ach of the initials Vesalius used in the Fabrica tells us a unique story connected to his work as an anatomist dissecting bodies. Some of the initials show techniques used in dissecting that are described in the Fabrica for the first time. If you click on the letters, you can see them enlarged.

The large I

“Resurrectionist” putti unearthing a buried cadaver under cover of darkness.

The large O

Medical putti putting a skull into boiling water to cook away remaining soft tissue

The large Q

Medical putti vivisecting a pig on a vivisection table like the one illustrated in Ch. 7, Bk. II of the 1543 edition.

The large T

Medical putti hoisting the body of a small mammal (perhaps a dog) by its rear legs.

Initial A

Some medical putti are restraining a patient while others prepare to catheterize him. He is suffering from retention of urine.

Initial C

Three men lower a perforated casket into a stream, where it will stay until the moving water strips the tissue away from the bones of a partially dissected cadaver. This method of preparing a skeleton is described at the beginning of Ch. 39, Bk. I.

Initial D

Medical putti use a saw to cut away the bone at the top of a head in preparation for dissection of the brain. The result of this cutting is illustrated in the first nine figures of Bk. VII of the Fabrica.

Initial E

Three medical putti use a traction frame called a glossocomum to reset a man’s dislocated or broken leg.

Initial F

In a variation of the figure for F, a young physician and two assistants use a traction frame to reset a man’s dislocated or broken leg.

Initial H

A physician uses a heated iron plate to cauterize the scalp of a patient being held by his assistant; a medical putto tends the fire that will be used to reheat the plate.

Initial I

Five medical putti attend a parturient woman.
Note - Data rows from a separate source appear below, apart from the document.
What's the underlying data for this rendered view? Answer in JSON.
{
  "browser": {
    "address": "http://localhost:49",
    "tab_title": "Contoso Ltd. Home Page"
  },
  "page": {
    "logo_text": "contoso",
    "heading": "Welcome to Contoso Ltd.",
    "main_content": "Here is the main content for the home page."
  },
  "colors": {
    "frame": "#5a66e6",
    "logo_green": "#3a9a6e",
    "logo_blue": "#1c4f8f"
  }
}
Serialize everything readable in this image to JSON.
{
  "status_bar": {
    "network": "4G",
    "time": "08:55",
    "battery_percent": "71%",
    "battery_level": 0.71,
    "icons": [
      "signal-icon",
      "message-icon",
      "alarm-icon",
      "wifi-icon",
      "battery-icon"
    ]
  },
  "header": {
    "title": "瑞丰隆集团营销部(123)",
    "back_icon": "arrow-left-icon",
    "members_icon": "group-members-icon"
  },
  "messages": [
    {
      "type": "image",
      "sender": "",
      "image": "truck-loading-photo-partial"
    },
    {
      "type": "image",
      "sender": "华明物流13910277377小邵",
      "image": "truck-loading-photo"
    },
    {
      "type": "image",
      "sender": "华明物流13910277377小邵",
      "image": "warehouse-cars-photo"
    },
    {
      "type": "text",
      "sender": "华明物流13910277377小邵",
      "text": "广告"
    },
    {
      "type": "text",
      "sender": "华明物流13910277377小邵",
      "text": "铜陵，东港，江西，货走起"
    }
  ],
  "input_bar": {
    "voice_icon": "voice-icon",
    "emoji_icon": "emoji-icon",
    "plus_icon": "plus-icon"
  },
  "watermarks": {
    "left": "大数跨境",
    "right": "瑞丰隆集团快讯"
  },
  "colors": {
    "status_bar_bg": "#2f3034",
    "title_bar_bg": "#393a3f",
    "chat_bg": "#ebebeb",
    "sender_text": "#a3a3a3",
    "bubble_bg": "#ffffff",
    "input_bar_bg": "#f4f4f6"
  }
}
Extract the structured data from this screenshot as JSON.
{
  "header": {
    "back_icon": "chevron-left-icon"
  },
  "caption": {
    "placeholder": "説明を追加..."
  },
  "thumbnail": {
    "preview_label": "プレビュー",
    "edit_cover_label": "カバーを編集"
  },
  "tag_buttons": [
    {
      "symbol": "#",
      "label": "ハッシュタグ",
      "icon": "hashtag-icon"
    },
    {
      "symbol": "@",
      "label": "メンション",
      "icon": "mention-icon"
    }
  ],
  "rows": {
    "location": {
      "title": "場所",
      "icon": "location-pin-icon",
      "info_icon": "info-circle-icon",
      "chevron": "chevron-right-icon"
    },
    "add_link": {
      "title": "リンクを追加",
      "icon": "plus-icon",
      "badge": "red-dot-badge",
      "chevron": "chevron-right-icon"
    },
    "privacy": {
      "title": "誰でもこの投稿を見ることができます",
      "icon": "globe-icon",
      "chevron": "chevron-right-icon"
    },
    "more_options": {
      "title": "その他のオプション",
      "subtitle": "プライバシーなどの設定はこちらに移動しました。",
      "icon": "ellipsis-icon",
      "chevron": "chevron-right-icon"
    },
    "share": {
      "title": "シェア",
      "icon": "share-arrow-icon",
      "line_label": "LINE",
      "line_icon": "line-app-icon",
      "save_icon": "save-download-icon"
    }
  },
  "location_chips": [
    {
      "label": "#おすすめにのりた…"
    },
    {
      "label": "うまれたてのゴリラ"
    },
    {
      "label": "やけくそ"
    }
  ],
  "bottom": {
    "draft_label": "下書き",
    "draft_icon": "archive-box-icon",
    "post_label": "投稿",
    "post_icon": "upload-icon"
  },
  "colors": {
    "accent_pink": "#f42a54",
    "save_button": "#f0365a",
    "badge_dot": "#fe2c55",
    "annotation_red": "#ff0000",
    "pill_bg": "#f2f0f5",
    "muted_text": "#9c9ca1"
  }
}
The three on the right are holding a dish to receive the placenta.

Initial L

The first of two historiated capitals for this character shows a group of men removing the body of an executed criminal from the gallows for transport to a dissection. A hooded figure on the right holding a cross suggests that this is an officially sanctioned removal and that the remains will be given a Christian burial after the dissection.

Initial L

The second L shows a putto eliminating after an enema, assisted by another putto.

Initial M

Three medical putti inflating a lung as described in Ch. 16, Bk. VI: “[…] make a hole between the cartilages of the rough artery, insert a tube into it, pinch the rough artery above the hole, and inflate the lung. When inflated, it shows its shape more clearly and the heart is completely surrounded.”

Initial N

Medical putti carry a cadaver on a litter above their heads.

Initial O

A civic official hands down the recently severed head of a condemned man to a putto who prepares to receive it in a basin.

Initial P

Three medical putti collecting bones for study at a cemetery. Vesalius refers more than once to his own field trips to the Cemetery of the Innocents at Paris. In one such account, he mentions having to fight off scavenging dogs.

Initial Q

A group of medical putti dissecting a pregnant dog; one is removing a fetal puppy.

Initial R

A continuation of the theme of Q. Three medical putti dissecting a thorax.

Initial S

Dissection by the book. Two medical putti consult books on the right while two others on the left investigate part of a cadaver.

Initial T

Three medical putti kill a stray dog for dissection.

Initial V

Three medical putti with what may be a birthing chair.

More on these initials can be found in Samuel W. Lambert’s article “The Initial Letters of the Anatomical Treatise, De humani corporis fabrica, of Vesalius,” pp. 3–24 in Three Vesalian Essays to Accompany the Icones Anatomicae of 1934 (New York, Macmillan, 1952). See also Charles Metzger, “Les Lettrines de ‘L’Anatomie’ d’André Vesale,” Hippocrate 95.3 (1935), pp. 825–834; Gérard Chaigneau, L’illustration anatomique dans l’oeuvre d’André Vesale (Angers, 1935), pp. 73–79; Klaus Rosenkranz, “Die Initialen in Vesals Anatomie. Ein Beitrag zur Geschichte der anatomischen Abbildung,” Sudhoffs Archiv für Geschichte der Medizin und der Naturwissenschaften 30 (1937–1938), pp. 35–46.